Another note: for Uniswap v3 positions with a fixed price range, rebalancing the hedge should be combined with relocating with liquidity in the pool.

# Key takeaways

- By hedging and periodically rebalancing the hedge, LP can protects their capital from both price decrease and price increase. Delta-neutral strategies are possible.
- The LPs can minimize divergence loss if they use “price changes for x%” as a trigger for hedge rebalancing process.
- The smaller is the price step used to trigger an update of the hedge, the smaller is the remaining divergence loss. However, using a smaller rebalancing step leads to higher operational costs.

**Acknowledgements. **This work received financial support from the Uniswap Foundation. Thanks to Nikos Baxevanis for a review.

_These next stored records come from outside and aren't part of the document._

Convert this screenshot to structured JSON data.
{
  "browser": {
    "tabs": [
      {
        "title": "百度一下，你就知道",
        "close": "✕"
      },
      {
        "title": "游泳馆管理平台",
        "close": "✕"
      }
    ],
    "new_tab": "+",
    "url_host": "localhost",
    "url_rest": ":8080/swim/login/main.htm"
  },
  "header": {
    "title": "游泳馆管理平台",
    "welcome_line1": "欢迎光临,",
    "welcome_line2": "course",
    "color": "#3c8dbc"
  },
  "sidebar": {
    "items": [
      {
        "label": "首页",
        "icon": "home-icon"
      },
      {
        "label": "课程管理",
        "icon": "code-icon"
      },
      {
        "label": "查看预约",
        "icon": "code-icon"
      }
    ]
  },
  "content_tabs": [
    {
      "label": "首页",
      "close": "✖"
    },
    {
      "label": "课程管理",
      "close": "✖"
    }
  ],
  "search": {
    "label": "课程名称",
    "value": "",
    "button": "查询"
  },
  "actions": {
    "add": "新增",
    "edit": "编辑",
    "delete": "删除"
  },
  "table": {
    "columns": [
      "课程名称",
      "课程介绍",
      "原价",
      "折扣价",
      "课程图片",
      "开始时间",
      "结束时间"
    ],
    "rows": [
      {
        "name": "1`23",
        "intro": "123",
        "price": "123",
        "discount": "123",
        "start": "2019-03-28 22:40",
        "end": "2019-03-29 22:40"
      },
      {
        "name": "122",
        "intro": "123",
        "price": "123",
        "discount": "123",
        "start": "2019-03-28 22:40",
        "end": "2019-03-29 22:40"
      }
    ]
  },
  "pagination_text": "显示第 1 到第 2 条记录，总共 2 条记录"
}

*Disclaimer. **This post is for general information purposes only. It does not constitute investment advice or a recommendation or solicitation to buy or sell any investment and should not be used in the evaluation of the merits of making any investment decision. It should not be relied upon for accounting, legal or tax advice or investment recommendations. This article was written in the author’s free time and is not related to his professional activity or his employer. This post reflects the current opinions of the author, which are subject to change without being updated.*